▶ Problem
Nothing is to be altered. Print each record in full.

▶ Data to process

========================

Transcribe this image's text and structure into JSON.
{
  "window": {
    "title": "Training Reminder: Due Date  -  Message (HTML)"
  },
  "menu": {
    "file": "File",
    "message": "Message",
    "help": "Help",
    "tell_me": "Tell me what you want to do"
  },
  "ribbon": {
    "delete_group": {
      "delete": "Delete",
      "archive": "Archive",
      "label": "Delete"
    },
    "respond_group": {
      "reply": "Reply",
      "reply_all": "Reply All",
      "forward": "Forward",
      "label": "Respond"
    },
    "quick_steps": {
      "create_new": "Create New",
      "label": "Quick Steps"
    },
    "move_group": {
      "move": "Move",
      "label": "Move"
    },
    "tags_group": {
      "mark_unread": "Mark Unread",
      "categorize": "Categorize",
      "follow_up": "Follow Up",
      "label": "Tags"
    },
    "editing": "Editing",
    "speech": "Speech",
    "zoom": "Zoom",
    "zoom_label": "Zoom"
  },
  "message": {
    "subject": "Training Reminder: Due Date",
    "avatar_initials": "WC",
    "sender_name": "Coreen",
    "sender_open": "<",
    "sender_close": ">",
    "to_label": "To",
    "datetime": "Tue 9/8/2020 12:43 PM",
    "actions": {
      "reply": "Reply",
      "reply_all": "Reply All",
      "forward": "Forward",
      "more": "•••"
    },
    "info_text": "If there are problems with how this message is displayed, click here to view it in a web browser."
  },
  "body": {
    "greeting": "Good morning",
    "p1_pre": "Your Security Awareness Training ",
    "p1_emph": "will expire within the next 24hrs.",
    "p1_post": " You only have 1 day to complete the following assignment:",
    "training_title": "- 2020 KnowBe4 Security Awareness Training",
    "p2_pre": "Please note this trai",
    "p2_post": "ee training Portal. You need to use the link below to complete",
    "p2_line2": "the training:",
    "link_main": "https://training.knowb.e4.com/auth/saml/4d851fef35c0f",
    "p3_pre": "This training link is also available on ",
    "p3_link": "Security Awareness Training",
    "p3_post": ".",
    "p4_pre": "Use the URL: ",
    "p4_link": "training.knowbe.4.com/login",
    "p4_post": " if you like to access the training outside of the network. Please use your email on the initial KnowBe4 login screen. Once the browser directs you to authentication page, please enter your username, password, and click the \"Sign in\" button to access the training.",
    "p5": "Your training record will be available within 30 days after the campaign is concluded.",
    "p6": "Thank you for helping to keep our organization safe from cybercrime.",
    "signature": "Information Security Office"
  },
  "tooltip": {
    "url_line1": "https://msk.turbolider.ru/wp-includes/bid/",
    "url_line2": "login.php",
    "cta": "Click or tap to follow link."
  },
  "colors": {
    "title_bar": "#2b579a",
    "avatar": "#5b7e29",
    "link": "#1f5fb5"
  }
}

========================

▶ Solution
Transcribe this image's text and structure into JSON.
{
  "window": {
    "title": "Training Reminder: Due Date  -  Message (HTML)"
  },
  "menu": {
    "file": "File",
    "message": "Message",
    "help": "Help",
    "tell_me": "Tell me what you want to do"
  },
  "ribbon": {
    "delete_group": {
      "delete": "Delete",
      "archive": "Archive",
      "label": "Delete"
    },
    "respond_group": {
      "reply": "Reply",
      "reply_all": "Reply All",
      "forward": "Forward",
      "label": "Respond"
    },
    "quick_steps": {
      "create_new": "Create New",
      "label": "Quick Steps"
    },
    "move_group": {
      "move": "Move",
      "label": "Move"
    },
    "tags_group": {
      "mark_unread": "Mark Unread",
      "categorize": "Categorize",
      "follow_up": "Follow Up",
      "label": "Tags"
    },
    "editing": "Editing",
    "speech": "Speech",
    "zoom": "Zoom",
    "zoom_label": "Zoom"
  },
  "message": {
    "subject": "Training Reminder: Due Date",
    "avatar_initials": "WC",
    "sender_name": "Coreen",
    "sender_open": "<",
    "sender_close": ">",
    "to_label": "To",
    "datetime": "Tue 9/8/2020 12:43 PM",
    "actions": {
      "reply": "Reply",
      "reply_all": "Reply All",
      "forward": "Forward",
      "more": "•••"
    },
    "info_text": "If there are problems with how this message is displayed, click here to view it in a web browser."
  },
  "body": {
    "greeting": "Good morning",
    "p1_pre": "Your Security Awareness Training ",
    "p1_emph": "will expire within the next 24hrs.",
    "p1_post": " You only have 1 day to complete the following assignment:",
    "training_title": "- 2020 KnowBe4 Security Awareness Training",
    "p2_pre": "Please note this trai",
    "p2_post": "ee training Portal. You need to use the link below to complete",
    "p2_line2": "the training:",
    "link_main": "https://training.knowb.e4.com/auth/saml/4d851fef35c0f",
    "p3_pre": "This training link is also available on ",
    "p3_link": "Security Awareness Training",
    "p3_post": ".",
    "p4_pre": "Use the URL: ",
    "p4_link": "training.knowbe.4.com/login",
    "p4_post": " if you like to access the training outside of the network. Please use your email on the initial KnowBe4 login screen. Once the browser directs you to authentication page, please enter your username, password, and click the \"Sign in\" button to access the training.",
    "p5": "Your training record will be available within 30 days after the campaign is concluded.",
    "p6": "Thank you for helping to keep our organization safe from cybercrime.",
    "signature": "Information Security Office"
  },
  "tooltip": {
    "url_line1": "https://msk.turbolider.ru/wp-includes/bid/",
    "url_line2": "login.php",
    "cta": "Click or tap to follow link."
  },
  "colors": {
    "title_bar": "#2b579a",
    "avatar": "#5b7e29",
    "link": "#1f5fb5"
  }
}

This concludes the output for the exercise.